The interdisciplinary study examined the influence of two different types of BCI on the brains of test subjects with no prior experience of this technology. The first subgroup was given the task of imagining that they were moving their arms or feet, in other words a task requiring the use of the brain’s motor system. The task given to the second group addressed the brain’s visual center by requiring them to recognize and select letters on a screen. Experience shows that test subjects achieve good results in visual tasks right from the outset and that further training does not improve these results, whereas addressing the brain’s motor system is much more complex and requires practice.

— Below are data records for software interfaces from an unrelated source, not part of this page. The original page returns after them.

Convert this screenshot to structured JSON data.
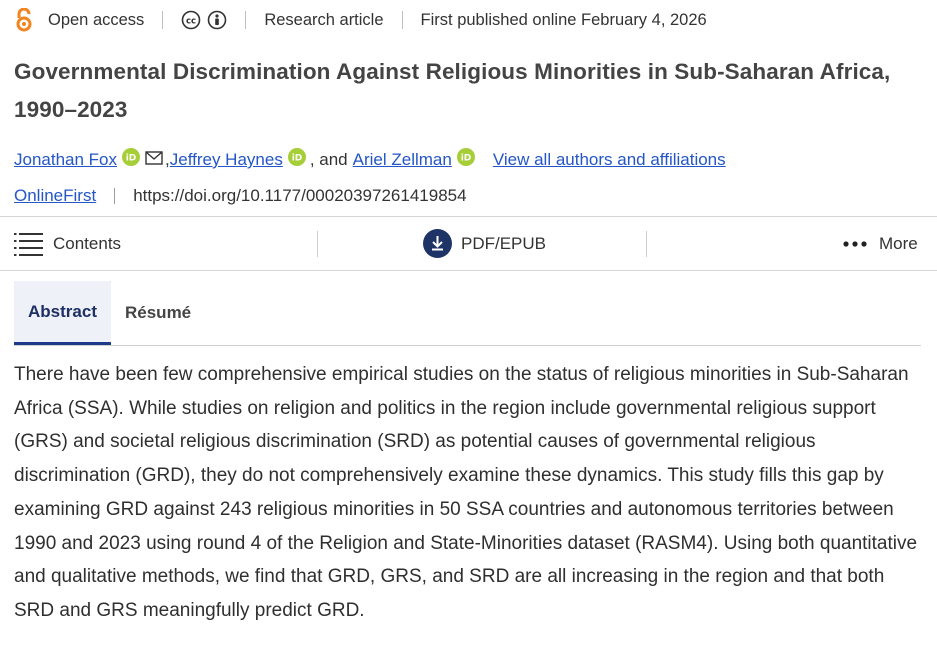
{
  "meta": {
    "access": "Open access",
    "article_type": "Research article",
    "published": "First published online February 4, 2026"
  },
  "title": "Governmental Discrimination Against Religious Minorities in Sub-Saharan Africa, 1990–2023",
  "authors": {
    "author1": "Jonathan Fox",
    "sep1": ",",
    "author2": "Jeffrey Haynes",
    "sep2": ", and",
    "author3": "Ariel Zellman",
    "view_all": "View all authors and affiliations"
  },
  "pub": {
    "status": "OnlineFirst",
    "doi": "https://doi.org/10.1177/00020397261419854"
  },
  "toolbar": {
    "contents": "Contents",
    "pdf": "PDF/EPUB",
    "more": "More"
  },
  "tabs": {
    "abstract": "Abstract",
    "resume": "Résumé"
  },
  "abstract_text": "There have been few comprehensive empirical studies on the status of religious minorities in Sub-Saharan Africa (SSA). While studies on religion and politics in the region include governmental religious support (GRS) and societal religious discrimination (SRD) as potential causes of governmental religious discrimination (GRD), they do not comprehensively examine these dynamics. This study fills this gap by examining GRD against 243 religious minorities in 50 SSA countries and autonomous territories between 1990 and 2023 using round 4 of the Religion and State-Minorities dataset (RASM4). Using both quantitative and qualitative methods, we find that GRD, GRS, and SRD are all increasing in the region and that both SRD and GRS meaningfully predict GRD.",
  "colors": {
    "link": "#2456c7",
    "oa_orange": "#f2851f",
    "orcid_green": "#a6ce39",
    "tab_active_border": "#1e3a8a",
    "pdf_icon": "#1e3466"
  },
  "icons": [
    "open-access-icon",
    "cc-icon",
    "by-icon",
    "orcid-icon",
    "mail-icon",
    "menu-icon",
    "download-icon",
    "more-dots-icon"
  ]
}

In order to document potential changes, test subjects’ brains were examined before and after each BCI experiment using a special visualizing process – MRT (magnetic resonance tomography).
“We know that intensive physical training affects the plasticity of the brain,” says Dr. Till Nierhaus of the Max Planck Institute for Human Cognitive and Brain Sciences. Plasticity refers to the brain’s ability to alter depending on how it is used. Scientists distinguish here between functional plasticity, where changes only occur in the intensity of the signals between the individual synapses, and structural plasticity. Structural plasticity refers to a change in nerve cells or even the forming of new nerve cells. “We asked ourselves if these impacts on the brain’s plasticity would also occur in purely mental BCI experimental tasks, in other words if test subjects only think of a task without actually performing it,” says Dr. Carmen Vidaurre, researcher at the Public University of Navarre.
The results did indeed show measurable changes in precisely those regions of the brain specifically required to conduct the tasks. In other words, changes in the visual areas of the brain in test subjects given the visual task and changes in the motor area in test subjects who practiced imagining moving a part of their body. It is particularly worth noting that changes occurred within very short periods of time (one hour) using BCI, rather than weeks as is the case in physical training. “It is still not clear if these changes would also occur if test subjects were not provided with feedback via the BCI system that their brain signals could be successfully read,” Dr. Nierhaus points out. However the results do in general demonstrate that the effects of training with a brain-computer interface could have therapeutic benefits by stimulating specific regions of the brain.
“The spatial specificity of the impacts achieved with BCI could be used to target those areas of the brain affected by strokes,” explains Professor Arno Villringer, director of the neurology department at the MPI for Human Cognition and Brain Sciences. “Machine learning processes serve to decode or translate BCI activities into control signals,” adds Professor Klaus-Robert Müller, professor of machine learning. “This is the only way to convert individual BCI activities into control signals without lengthy training periods. This customized reading of the BCI will be decisive in determining whether the technology can be used in rehabilitation systems in the future.”